◆ The problem: Copy each line of the records that holds the string "length".

◆ Source material:
┌────────
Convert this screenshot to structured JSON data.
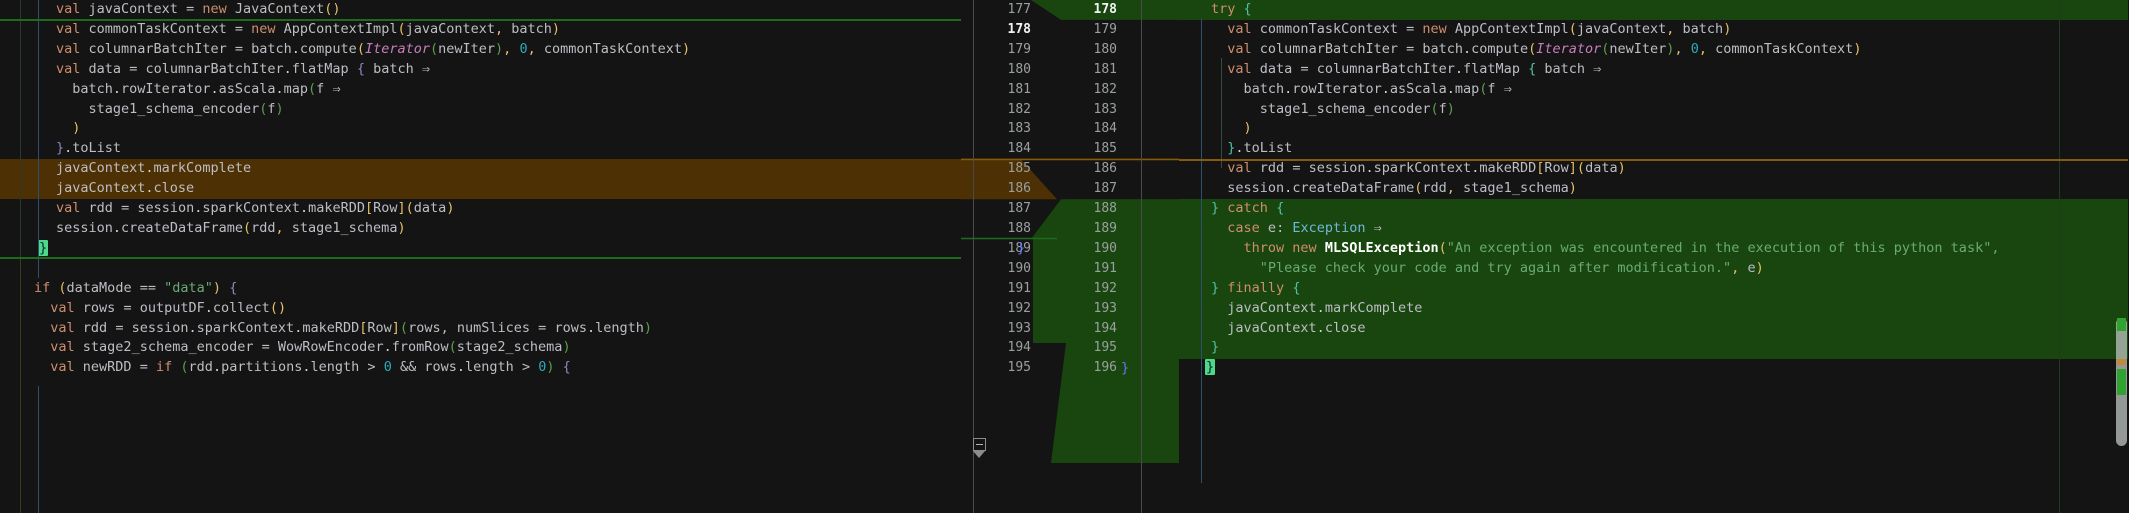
{
  "app": {
    "kind": "side-by-side-diff-viewer",
    "theme": "dark",
    "language": "Scala"
  },
  "colors": {
    "editor_background": "#141414",
    "deleted_background": "#4d3003",
    "added_background": "#19450f",
    "insert_marker": "#1d6b1d",
    "delete_marker": "#8a5a0b",
    "gutter_text": "#9aa0a0",
    "current_line_number": "#f2f2f2",
    "brace_match_highlight": "#4cd98a",
    "scrollbar_thumb": "#b9bebb"
  },
  "left_pane": {
    "name": "before-version",
    "lines": [
      {
        "text": "val javaContext = new JavaContext()",
        "state": "normal"
      },
      {
        "text": "val commonTaskContext = new AppContextImpl(javaContext, batch)",
        "state": "normal"
      },
      {
        "text": "val columnarBatchIter = batch.compute(Iterator(newIter), 0, commonTaskContext)",
        "state": "normal"
      },
      {
        "text": "val data = columnarBatchIter.flatMap { batch ⇒",
        "state": "normal"
      },
      {
        "text": "  batch.rowIterator.asScala.map(f ⇒",
        "state": "normal"
      },
      {
        "text": "    stage1_schema_encoder(f)",
        "state": "normal"
      },
      {
        "text": "  )",
        "state": "normal"
      },
      {
        "text": "}.toList",
        "state": "normal"
      },
      {
        "text": "javaContext.markComplete",
        "state": "deleted"
      },
      {
        "text": "javaContext.close",
        "state": "deleted"
      },
      {
        "text": "val rdd = session.sparkContext.makeRDD[Row](data)",
        "state": "normal"
      },
      {
        "text": "session.createDataFrame(rdd, stage1_schema)",
        "state": "normal"
      },
      {
        "text": "}",
        "state": "normal"
      },
      {
        "text": "",
        "state": "normal"
      },
      {
        "text": "if (dataMode == \"data\") {",
        "state": "normal"
      },
      {
        "text": "  val rows = outputDF.collect()",
        "state": "normal"
      },
      {
        "text": "  val rdd = session.sparkContext.makeRDD[Row](rows, numSlices = rows.length)",
        "state": "normal"
      },
      {
        "text": "  val stage2_schema_encoder = WowRowEncoder.fromRow(stage2_schema)",
        "state": "normal"
      },
      {
        "text": "  val newRDD = if (rdd.partitions.length > 0 && rows.length > 0) {",
        "state": "normal"
      }
    ]
  },
  "right_pane": {
    "name": "after-version",
    "lines": [
      {
        "text": "try {",
        "state": "added"
      },
      {
        "text": "  val commonTaskContext = new AppContextImpl(javaContext, batch)",
        "state": "normal"
      },
      {
        "text": "  val columnarBatchIter = batch.compute(Iterator(newIter), 0, commonTaskContext)",
        "state": "normal"
      },
      {
        "text": "  val data = columnarBatchIter.flatMap { batch ⇒",
        "state": "normal"
      },
      {
        "text": "    batch.rowIterator.asScala.map(f ⇒",
        "state": "normal"
      },
      {
        "text": "      stage1_schema_encoder(f)",
        "state": "normal"
      },
      {
        "text": "    )",
        "state": "normal"
      },
      {
        "text": "  }.toList",
        "state": "normal"
      },
      {
        "text": "  val rdd = session.sparkContext.makeRDD[Row](data)",
        "state": "normal"
      },
      {
        "text": "  session.createDataFrame(rdd, stage1_schema)",
        "state": "normal"
      },
      {
        "text": "} catch {",
        "state": "added"
      },
      {
        "text": "  case e: Exception ⇒",
        "state": "added"
      },
      {
        "text": "    throw new MLSQLException(\"An exception was encountered in the execution of this python task\", ",
        "state": "added"
      },
      {
        "text": "      \"Please check your code and try again after modification.\", e)",
        "state": "added"
      },
      {
        "text": "} finally {",
        "state": "added"
      },
      {
        "text": "  javaContext.markComplete",
        "state": "added"
      },
      {
        "text": "  javaContext.close",
        "state": "added"
      },
      {
        "text": "}",
        "state": "added"
      },
      {
        "text": "}",
        "state": "normal"
      }
    ]
  },
  "gutter": {
    "name": "line-number-gutter",
    "left_numbers": [
      "177",
      "178",
      "179",
      "180",
      "181",
      "182",
      "183",
      "184",
      "185",
      "186",
      "187",
      "188",
      "189",
      "190",
      "191",
      "192",
      "193",
      "194",
      "195"
    ],
    "right_numbers": [
      "178",
      "179",
      "180",
      "181",
      "182",
      "183",
      "184",
      "185",
      "186",
      "187",
      "188",
      "189",
      "190",
      "191",
      "192",
      "193",
      "194",
      "195",
      "196"
    ],
    "left_current": "178",
    "right_current": "178",
    "fold_icon": "code-fold-collapse-icon",
    "fold_icon_row": 16
  },
  "scrollbar": {
    "name": "vertical-scrollbar",
    "thumb_top_pct": 62,
    "thumb_height_pct": 25,
    "markers": [
      {
        "color": "#2fa32f",
        "top_pct": 62,
        "height_pct": 2.5
      },
      {
        "color": "#c08a3a",
        "top_pct": 70,
        "height_pct": 1.2
      },
      {
        "color": "#2fa32f",
        "top_pct": 72,
        "height_pct": 5
      }
    ]
  }
}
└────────
◆ Task response:
        "text": "  val rdd = session.sparkContext.makeRDD[Row](rows, numSlices = rows.length)",
        "text": "  val newRDD = if (rdd.partitions.length > 0 && rows.length > 0) {",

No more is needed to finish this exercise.